You have to eat before workout.
If you put it as:
Do I have to eat before workout?
does it mean that to have is not a modal verb in that context?
According to Wikipedia the typical modal verbs are:
can dynamic modality She can really sing. can epistemic modality That can indeed help. could dynamic modality He could swim when he was young. could epistemic modality That could happen soon. may deontic modality May I stay? may epistemic modality That may be a problem. might epistemic modality The weather might improve. must deontic modality Sam must go to school. must epistemic modality It must be hot outside. shall deontic modality You shall not pass. should deontic modality You should stop that. should epistemic modality That should be surprising. will epistemic modality She will try to lie. will deontic modality I will meet you later. would epistemic modality Nothing would accomplish that.
and have/have to is not one of them (have + past participle might be, though).
"Have to" expresses a meaning similar to must (and sometimes but not too often shall, should, will, would). modal verbs, but "have to" itself is not a modal verb.
You would never say "Do I must eat before workout" but this perfectly fine with have to.

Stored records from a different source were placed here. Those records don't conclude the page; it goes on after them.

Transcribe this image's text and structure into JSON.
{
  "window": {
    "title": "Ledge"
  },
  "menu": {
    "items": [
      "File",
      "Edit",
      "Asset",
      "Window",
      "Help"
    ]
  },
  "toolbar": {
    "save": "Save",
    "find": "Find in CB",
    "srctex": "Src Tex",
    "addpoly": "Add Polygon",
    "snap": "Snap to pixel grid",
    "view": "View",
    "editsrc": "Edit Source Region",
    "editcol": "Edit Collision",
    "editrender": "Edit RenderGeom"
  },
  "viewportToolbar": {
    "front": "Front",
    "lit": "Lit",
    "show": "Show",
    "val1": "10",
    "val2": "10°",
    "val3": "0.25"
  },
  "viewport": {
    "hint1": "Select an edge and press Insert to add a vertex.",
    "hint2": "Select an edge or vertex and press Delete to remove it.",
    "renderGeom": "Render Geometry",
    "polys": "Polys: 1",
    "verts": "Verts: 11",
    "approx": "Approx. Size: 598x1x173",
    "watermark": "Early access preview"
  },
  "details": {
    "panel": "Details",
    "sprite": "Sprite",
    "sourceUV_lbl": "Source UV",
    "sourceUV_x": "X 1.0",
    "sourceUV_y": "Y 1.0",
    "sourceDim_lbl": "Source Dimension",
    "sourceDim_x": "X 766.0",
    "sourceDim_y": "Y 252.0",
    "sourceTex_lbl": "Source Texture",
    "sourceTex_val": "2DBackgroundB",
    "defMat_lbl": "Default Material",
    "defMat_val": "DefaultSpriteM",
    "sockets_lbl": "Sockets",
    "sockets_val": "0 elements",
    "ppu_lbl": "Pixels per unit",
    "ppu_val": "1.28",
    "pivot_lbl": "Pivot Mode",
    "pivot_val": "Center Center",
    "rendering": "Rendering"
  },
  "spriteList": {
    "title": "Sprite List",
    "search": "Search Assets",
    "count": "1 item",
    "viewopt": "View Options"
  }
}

It can be part of a modal verb phrase, such as "can have + past participle", "may have + past participle", etc. in which case it's modal.